Register your business and protect your business name
You should give some serious thought to your business name. You want to pick a name that will suit your company and industry over the long term. You should pick a name that’s catchy, but also easy for customers or clients to remember and recommend to others. You should consider the availability of web domains and social media accounts under your chosen business name. If for some reason you need to conduct business under a name that’s different from your legal business name, you will also need to pay additional fees to register a DBA (doing business as) or assumed name.
Obtain federal and state tax identification numbers
If you plan to hire employees, you must have federal and state tax identification numbers. These numbers are used to track tax withholding and other employer responsibilities. You may also need to obtain a sales and use tax number to report and pay sales taxes collected from your customers. You should treat all tax identification numbers as secure information, just as you would your personal Social Security number.

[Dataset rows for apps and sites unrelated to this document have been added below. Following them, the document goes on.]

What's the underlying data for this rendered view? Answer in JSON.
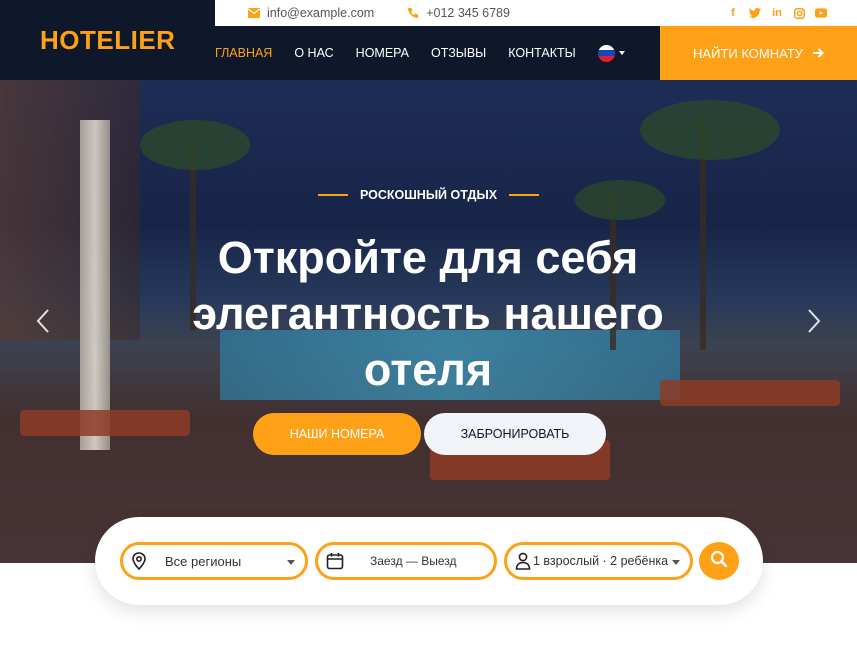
{
  "brand": "HOTELIER",
  "topbar": {
    "email": "info@example.com",
    "phone": "+012 345 6789",
    "socials": [
      "facebook-icon",
      "twitter-icon",
      "linkedin-icon",
      "instagram-icon",
      "youtube-icon"
    ]
  },
  "nav": {
    "items": [
      "ГЛАВНАЯ",
      "О НАС",
      "НОМЕРА",
      "ОТЗЫВЫ",
      "КОНТАКТЫ"
    ],
    "active_index": 0,
    "language": "ru-flag-icon",
    "cta": "НАЙТИ КОМНАТУ"
  },
  "hero": {
    "eyebrow": "РОСКОШНЫЙ ОТДЫХ",
    "headline": "Откройте для себя элегантность нашего отеля",
    "primary_button": "НАШИ НОМЕРА",
    "secondary_button": "ЗАБРОНИРОВАТЬ"
  },
  "search": {
    "region": "Все регионы",
    "dates": "Заезд — Выезд",
    "guests": "1 взрослый · 2 ребёнка"
  },
  "colors": {
    "accent": "#fea116",
    "dark": "#0f172b"
  }
}
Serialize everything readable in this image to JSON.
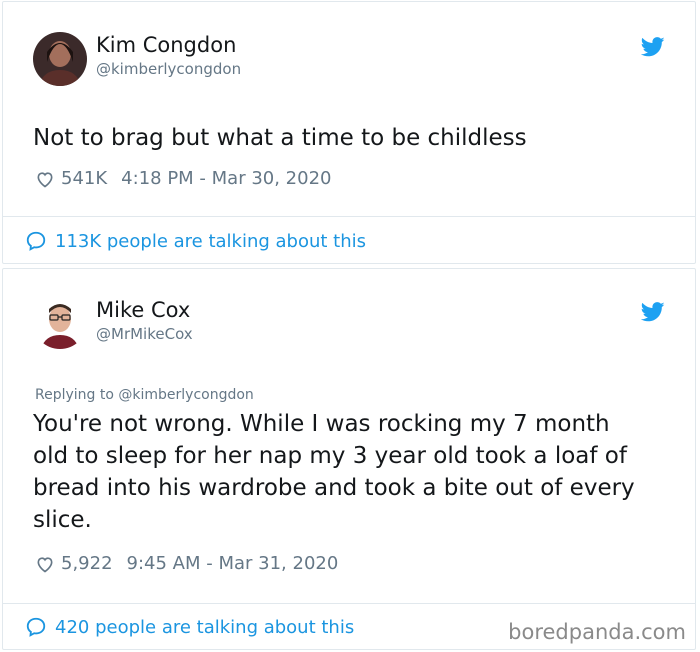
{
  "brand_colors": {
    "twitter_blue": "#1da1f2",
    "link_blue": "#1b95e0",
    "gray": "#657786"
  },
  "tweets": [
    {
      "author_name": "Kim Congdon",
      "author_handle": "@kimberlycongdon",
      "text": "Not to brag but what a time to be childless",
      "likes": "541K",
      "timestamp": "4:18 PM - Mar 30, 2020",
      "talking": "113K people are talking about this",
      "icons": [
        "heart-icon",
        "twitter-bird-icon",
        "speech-bubble-icon"
      ]
    },
    {
      "author_name": "Mike Cox",
      "author_handle": "@MrMikeCox",
      "replying_to": "Replying to @kimberlycongdon",
      "text_lines": [
        "You're not wrong. While I was rocking my 7 month",
        "old to sleep for her nap my 3 year  old took a loaf of",
        "bread into his wardrobe and took a bite out of every",
        "slice."
      ],
      "likes": "5,922",
      "timestamp": "9:45 AM - Mar 31, 2020",
      "talking": "420 people are talking about this",
      "icons": [
        "heart-icon",
        "twitter-bird-icon",
        "speech-bubble-icon"
      ]
    }
  ],
  "watermark": "boredpanda.com"
}
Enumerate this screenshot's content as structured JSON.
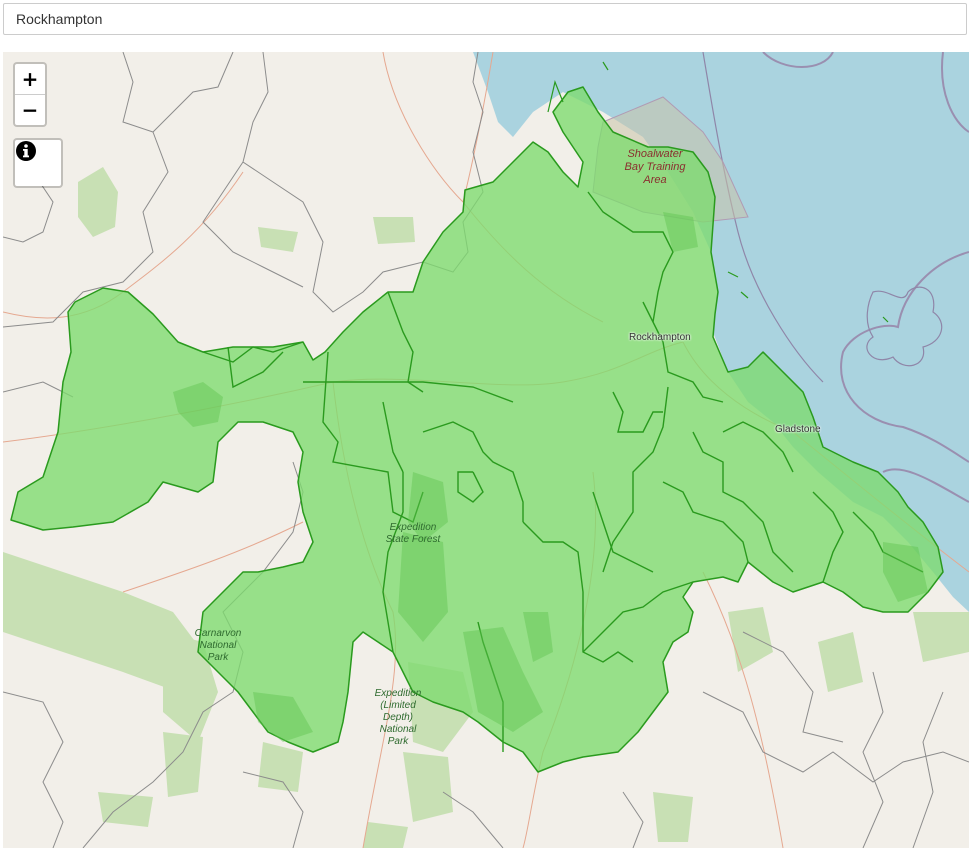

Obtain the relevant business licenses
Depending on your particular industry, you may need to obtain federal, state, city, or county licenses. There may also be zoning requirements in your local area. Obtain the necessary permits and investigate zoning issues prior to committing to a set location.
Open a bank account
Your business will need a separate bank account. Not only will a separate account make accounting and taxes simpler and easier to track, but it will also protect you from additional liability due to mixing personal and business funds. A bank account also makes it easier to obtain outside funding, loans, or grants. You should also find a computer software program to help you track your finances, including expenses, payroll, and taxes.
Determine your other responsibilities as an employer
Depending on your specific industry or business, you will have a variety of other obligations. If you have employees, you will be responsible for obtaining workers’ compensation insurance, unless you meet an applicable exception. Your business must also comply with OSHA regulations for employee health and safety. You also must be prepared to check each employee’s work eligibility and report all new hires to the state.
Starting a new business requires attention to detail that can make a difference between failure and success. It is worthwhile to obtain the services of an experienced attorney to guide you through the options and help you make the best choices for your new business. By understanding the relevant laws that govern businesses, you can protect yourself and your assets.